I pondered earlier why an economist would use the term market failure. A fellow wrote in to tell me that he uses it as a short-hand to describe a "situation in which we would expect the free market to fail to meet the Pareto optimality criterion." He allows as how a better term might be "intractable situation" since it may not be possible to achieve an optimal solution. He is still of the opinion that regulation can come closer to the optimum in most cases of market failure.
I'm less convinced than him for the same reason that people will drive their car in a situation where the total cost is cheaper to use mass transit. A car is effectively a sunk cost. You can sell your current car, but that is almost always followed by the purchase of a new car. Well, a government is a sunk cost. Markets have a problem with sunk costs, because over time a commodity ends up being sold at the marginal cost (the cost to produce the last item sold). But the last item sold doesn't account for the sunk cost.
In the market for services, government services are over-provided.
Traditionally, not all of a car's price is considered a sunk cost. Only that which cannot be recovered is "sunk". And yet, in most parts of North America, you need a car to do everything you'd like to do. In some very small parts of America, you can reasonably do without a car: villages where you can walk, or cities which have mass transit.

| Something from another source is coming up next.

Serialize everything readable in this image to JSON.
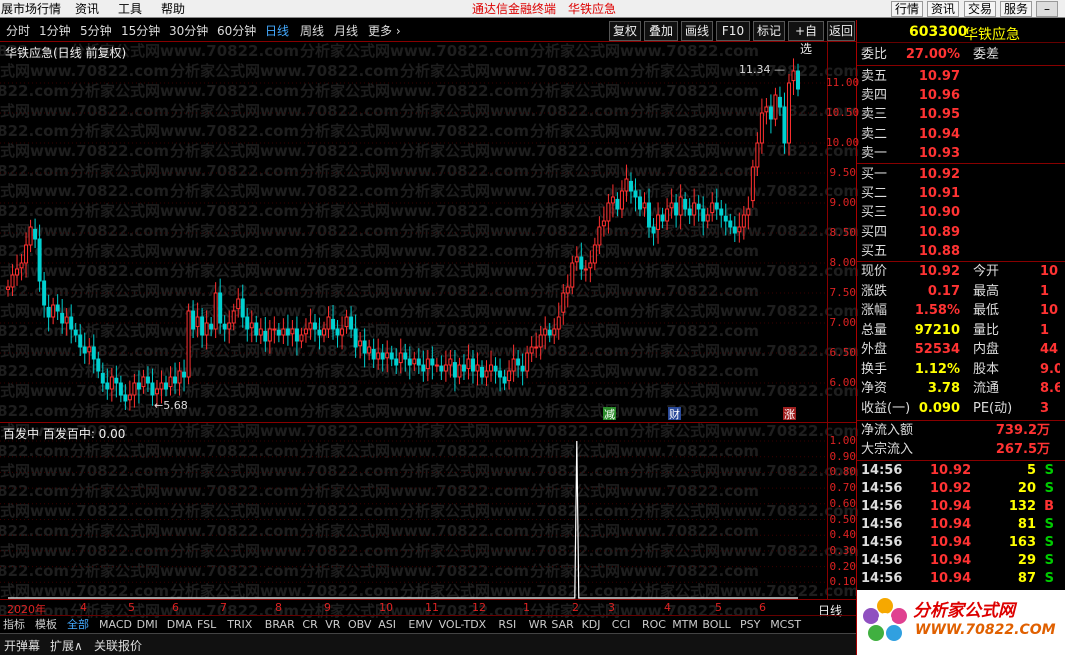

Thus, deciding to live anywhere else requires that you sink the cost of owning a car.
I fear that I'm being too succinct, and waving my hands at things you may not understand. Please send email if I've outrun you.